Oh, certain, Kubernetes is all the rage and of system you will need 1. Perhaps 3! But if you ever stop to feel, “Why Kubernetes?”, as Paul Johnston did, nicely, count on lots (and lots) of viewpoints.

A person of the major factors IT experts cite for embracing Kubernetes is to lower lock-in by ensuring portability in between clouds. This turns out to be greater in idea than in exercise. And, as Johnston claims, the very same men and women who tell him they are embracing Kubernetes for cloud portability also tell him they have no strategies to shift.

So, why Kubernetes?

Containerize away lock-in!

A great deal of men and women uncover themselves boarding the Kubernetes bandwagon simply just for the reason that it is well-known. (“Devs and architects want to use it for the reason that tech is a manner industry and Kubernetes is trendy,” claims Orion Edwards.) This despite the chance, argues James Thomason, that although builders could seem at Kubernetes as a way to “run like Google… in fact it is overkill for all but .001{36a394957233d72e39ae9c6059652940c987f134ee85c6741bc5f1e7246491e6} of use situations.”

When this may well be overstating the case a bit, Thomason has a place. As an industry we do have a inclination to use shiny new things nicely over and above their meant use.

According to Johnston, a lot of CTOs embrace Kubernetes “usually for the reason that they have to. Either inherited or for the reason that it is what they see as the subsequent massive point (lots of builders for seek the services of) and go for it, then want they hadn’t.” 

Why the regret? For the reason that with Kubernetes will come complexity, complexity that they didn’t have with the motor vehicle they will need most for cloud portability, the lowly Docker container. Or straightforward shell scripts. In truth, as Johnston goes on, Kubernetes ends up “way overcomplicating some thing that has been completed for a long time in various distinct ways.”

Steering clear of lock-in is the major solution men and women give to Johnston’s “Why Kubernetes?” concern. As Dan Selman sees it, “It’s not always a rational fear, but it is a fear.” Analyst Lawrence Hecht joins in, arguing that “Fear of lock-in is rational. It is rational to want to have an exit strategy even if you don’t plan to use it.”

You want cloud portability to limit lock-in? You can have it. But you possibly don’t will need Kubernetes to get there.

From Johnston’s standpoint, an attempt to evade lock-in ought to not “automatically indicate Kubernetes. We had a respectable quantity of portability with monoliths sitting down on digital servers. I’d argue we have much less portability with Kubernetes now.”

Wait around, what? Additional Kubernetes, much less portability? How does that do the job? According to Neal Gompa, “There are ways to make the programs rely much less on these things by leveraging some Kubernetes APIs in clever ways, but in normal, you don’t get cloud portability for free of charge with bare Kubernetes.”
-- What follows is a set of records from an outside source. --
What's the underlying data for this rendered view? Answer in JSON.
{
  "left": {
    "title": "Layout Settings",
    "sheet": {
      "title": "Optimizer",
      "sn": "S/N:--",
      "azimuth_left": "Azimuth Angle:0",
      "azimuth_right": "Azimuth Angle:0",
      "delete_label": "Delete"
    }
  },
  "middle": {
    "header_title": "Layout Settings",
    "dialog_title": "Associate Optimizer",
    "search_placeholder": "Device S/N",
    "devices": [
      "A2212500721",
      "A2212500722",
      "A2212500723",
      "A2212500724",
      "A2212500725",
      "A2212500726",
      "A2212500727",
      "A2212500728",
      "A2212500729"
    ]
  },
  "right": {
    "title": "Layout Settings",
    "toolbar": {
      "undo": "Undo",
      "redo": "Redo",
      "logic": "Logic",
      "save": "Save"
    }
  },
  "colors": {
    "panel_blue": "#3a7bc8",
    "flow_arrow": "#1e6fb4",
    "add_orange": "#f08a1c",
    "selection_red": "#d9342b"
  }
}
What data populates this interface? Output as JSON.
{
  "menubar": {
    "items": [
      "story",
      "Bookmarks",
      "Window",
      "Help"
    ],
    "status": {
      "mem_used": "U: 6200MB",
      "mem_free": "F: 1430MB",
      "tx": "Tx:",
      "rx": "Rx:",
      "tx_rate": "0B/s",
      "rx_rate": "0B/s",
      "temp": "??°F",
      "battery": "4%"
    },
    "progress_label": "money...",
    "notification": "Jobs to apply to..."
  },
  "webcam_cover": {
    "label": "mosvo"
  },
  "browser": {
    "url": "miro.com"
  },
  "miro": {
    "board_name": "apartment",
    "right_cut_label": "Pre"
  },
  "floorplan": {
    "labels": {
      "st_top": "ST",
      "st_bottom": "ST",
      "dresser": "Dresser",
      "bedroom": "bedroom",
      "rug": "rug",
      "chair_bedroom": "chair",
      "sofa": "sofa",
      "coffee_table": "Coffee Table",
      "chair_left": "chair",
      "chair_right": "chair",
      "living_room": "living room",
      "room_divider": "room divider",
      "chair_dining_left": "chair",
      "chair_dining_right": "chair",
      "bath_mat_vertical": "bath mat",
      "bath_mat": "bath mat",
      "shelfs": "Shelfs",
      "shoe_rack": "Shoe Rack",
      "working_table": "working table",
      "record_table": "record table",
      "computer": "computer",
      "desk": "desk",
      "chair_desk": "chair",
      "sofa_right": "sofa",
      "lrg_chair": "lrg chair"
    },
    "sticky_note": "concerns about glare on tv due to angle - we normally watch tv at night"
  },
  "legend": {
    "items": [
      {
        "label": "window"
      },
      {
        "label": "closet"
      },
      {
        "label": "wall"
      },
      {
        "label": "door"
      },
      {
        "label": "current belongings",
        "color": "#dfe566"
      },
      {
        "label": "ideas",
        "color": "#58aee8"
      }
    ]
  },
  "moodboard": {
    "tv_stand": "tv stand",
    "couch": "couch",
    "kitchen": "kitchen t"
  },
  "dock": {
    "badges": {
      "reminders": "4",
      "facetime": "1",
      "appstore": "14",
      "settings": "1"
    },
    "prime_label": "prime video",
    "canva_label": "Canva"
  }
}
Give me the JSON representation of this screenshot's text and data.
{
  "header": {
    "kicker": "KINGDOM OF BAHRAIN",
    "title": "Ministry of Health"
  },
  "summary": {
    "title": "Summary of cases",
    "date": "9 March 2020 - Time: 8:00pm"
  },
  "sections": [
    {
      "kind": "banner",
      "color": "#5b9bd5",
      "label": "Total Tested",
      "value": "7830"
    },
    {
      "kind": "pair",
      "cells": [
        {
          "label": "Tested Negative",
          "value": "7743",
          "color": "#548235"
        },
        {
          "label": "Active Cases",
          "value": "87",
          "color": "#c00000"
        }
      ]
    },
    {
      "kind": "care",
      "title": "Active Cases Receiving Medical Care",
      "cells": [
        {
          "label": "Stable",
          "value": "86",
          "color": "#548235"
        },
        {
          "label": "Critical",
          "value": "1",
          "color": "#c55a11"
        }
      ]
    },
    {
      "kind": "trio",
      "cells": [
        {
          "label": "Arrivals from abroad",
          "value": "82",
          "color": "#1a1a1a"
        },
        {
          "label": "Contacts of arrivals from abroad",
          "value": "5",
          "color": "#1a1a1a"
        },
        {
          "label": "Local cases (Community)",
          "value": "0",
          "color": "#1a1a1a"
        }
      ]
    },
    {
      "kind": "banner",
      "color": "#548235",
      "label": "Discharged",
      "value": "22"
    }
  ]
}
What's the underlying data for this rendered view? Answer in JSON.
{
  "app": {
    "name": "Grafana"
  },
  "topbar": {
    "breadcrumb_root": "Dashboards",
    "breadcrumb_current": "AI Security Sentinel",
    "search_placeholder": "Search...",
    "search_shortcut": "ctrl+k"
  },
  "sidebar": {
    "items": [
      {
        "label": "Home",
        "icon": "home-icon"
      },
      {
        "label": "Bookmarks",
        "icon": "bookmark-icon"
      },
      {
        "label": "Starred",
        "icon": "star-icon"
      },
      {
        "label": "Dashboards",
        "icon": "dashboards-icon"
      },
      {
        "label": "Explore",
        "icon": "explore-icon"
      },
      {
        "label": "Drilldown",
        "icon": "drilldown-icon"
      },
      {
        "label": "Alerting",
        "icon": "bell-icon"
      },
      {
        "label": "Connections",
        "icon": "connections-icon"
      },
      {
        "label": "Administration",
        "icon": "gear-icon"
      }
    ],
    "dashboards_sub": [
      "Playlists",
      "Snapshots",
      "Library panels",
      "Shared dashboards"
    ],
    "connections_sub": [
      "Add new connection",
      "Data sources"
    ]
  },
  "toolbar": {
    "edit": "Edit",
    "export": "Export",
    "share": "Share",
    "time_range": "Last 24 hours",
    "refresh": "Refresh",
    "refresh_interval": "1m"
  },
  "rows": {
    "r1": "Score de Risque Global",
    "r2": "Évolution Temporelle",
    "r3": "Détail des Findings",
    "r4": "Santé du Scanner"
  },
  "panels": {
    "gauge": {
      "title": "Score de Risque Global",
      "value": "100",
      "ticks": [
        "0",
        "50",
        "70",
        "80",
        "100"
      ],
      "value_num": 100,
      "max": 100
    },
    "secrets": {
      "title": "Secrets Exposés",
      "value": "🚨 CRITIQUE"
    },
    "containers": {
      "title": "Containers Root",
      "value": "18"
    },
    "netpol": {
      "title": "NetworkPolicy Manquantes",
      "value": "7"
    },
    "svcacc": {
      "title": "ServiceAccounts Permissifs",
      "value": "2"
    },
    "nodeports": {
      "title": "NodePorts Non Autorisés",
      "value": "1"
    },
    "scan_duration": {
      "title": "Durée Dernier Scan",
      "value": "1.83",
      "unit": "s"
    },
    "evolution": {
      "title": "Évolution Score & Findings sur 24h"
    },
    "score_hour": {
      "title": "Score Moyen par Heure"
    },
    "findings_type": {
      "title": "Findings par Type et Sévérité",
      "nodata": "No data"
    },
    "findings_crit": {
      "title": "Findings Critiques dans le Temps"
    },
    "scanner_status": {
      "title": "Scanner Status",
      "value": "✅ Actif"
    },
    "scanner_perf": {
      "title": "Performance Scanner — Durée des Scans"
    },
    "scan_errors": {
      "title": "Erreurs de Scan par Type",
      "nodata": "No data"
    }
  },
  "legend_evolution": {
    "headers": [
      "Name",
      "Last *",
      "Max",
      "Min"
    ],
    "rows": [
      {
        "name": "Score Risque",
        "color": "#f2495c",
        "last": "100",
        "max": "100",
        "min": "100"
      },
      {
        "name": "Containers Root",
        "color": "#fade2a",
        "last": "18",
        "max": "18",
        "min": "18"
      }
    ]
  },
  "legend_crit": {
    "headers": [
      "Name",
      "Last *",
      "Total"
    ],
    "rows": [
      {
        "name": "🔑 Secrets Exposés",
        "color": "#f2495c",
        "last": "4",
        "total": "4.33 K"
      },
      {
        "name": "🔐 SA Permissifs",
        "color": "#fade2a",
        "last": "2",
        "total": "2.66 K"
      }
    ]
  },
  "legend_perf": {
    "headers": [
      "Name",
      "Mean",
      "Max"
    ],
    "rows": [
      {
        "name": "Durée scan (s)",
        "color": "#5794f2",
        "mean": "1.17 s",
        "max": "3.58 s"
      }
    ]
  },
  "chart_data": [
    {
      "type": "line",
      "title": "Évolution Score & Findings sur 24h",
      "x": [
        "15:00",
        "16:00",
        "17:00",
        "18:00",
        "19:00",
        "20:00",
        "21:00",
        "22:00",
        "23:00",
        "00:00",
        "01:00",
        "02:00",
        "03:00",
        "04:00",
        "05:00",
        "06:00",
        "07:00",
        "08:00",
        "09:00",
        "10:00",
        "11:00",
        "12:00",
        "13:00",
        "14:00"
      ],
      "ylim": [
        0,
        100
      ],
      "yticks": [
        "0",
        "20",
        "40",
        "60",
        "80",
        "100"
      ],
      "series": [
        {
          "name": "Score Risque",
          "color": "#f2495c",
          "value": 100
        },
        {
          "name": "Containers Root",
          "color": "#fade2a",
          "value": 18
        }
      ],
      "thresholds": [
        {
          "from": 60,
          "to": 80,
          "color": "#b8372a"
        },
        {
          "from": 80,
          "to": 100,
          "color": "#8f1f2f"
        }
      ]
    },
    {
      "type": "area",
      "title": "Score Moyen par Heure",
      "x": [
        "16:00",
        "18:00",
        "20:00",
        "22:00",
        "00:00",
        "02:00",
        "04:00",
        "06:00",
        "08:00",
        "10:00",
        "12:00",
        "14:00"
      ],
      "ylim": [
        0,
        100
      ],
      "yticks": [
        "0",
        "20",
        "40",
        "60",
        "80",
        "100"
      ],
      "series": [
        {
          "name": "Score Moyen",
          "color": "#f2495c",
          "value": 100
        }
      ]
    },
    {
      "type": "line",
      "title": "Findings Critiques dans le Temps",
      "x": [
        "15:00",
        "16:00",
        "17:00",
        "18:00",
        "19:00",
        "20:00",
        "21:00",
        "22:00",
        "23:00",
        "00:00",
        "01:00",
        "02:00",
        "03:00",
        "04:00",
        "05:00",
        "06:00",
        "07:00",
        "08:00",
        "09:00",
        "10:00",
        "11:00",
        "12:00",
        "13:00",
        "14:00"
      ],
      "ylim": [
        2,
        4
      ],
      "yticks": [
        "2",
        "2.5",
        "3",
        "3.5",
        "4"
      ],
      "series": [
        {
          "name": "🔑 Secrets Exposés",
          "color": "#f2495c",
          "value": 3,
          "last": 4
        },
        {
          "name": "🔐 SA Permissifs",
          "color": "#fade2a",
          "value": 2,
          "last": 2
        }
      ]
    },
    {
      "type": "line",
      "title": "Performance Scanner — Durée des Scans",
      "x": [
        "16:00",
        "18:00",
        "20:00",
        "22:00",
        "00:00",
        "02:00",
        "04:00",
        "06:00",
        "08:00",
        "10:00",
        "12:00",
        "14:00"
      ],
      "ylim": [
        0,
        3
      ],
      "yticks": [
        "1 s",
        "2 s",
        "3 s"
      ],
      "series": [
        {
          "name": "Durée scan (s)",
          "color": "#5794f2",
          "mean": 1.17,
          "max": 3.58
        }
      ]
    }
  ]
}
Kubernetes powering the scenes

Even if Kubernetes won’t clear away lock-in in the true world, it still has benefit for other factors. For 1 point, as Don Syme highlights, if builders construct on Kubernetes they obtain useful abilities that transfer in between employers, what ever cloud these distinct employers could be employing.

Also, Kubernetes is a excellent way for enterprises to get a measure of infrastructure abstraction, as Joseph Mente argues, which can enable when shifting in between companies even if it does not eradicate lock-in. There is, right after all, a cause most enterprises pick a unique cloud, and it is not for standard compute and storage. 

So does Kubernetes matter? 

As an industry we have a inclination to fixate on technologies even as distributors are in the approach of getting rid of the will need to fixate on that technologies. For illustration, James Urquhart is almost absolutely appropriate to insist that although, indeed, Kubernetes will gain, it won’t gain by acquiring every developer put in and use it. As an alternative, he indicates, “[Kubernetes] ought to finish up completely hidden under the abstractions that matter.”

In other phrases, builders could finish up employing Kubernetes powering the scenes, buried in serverless choices and the like. But most won’t have to dig into the Kubernetes APIs. And, more time expression, Kubernetes will disappear from the lingo of would-be woke Dilbertian managers.

Does this indicate Kubernetes will have shed? No, it implies the opposite. When Kubernetes goes back again to remaining invisible plumbing, it will have won, and in a massive way.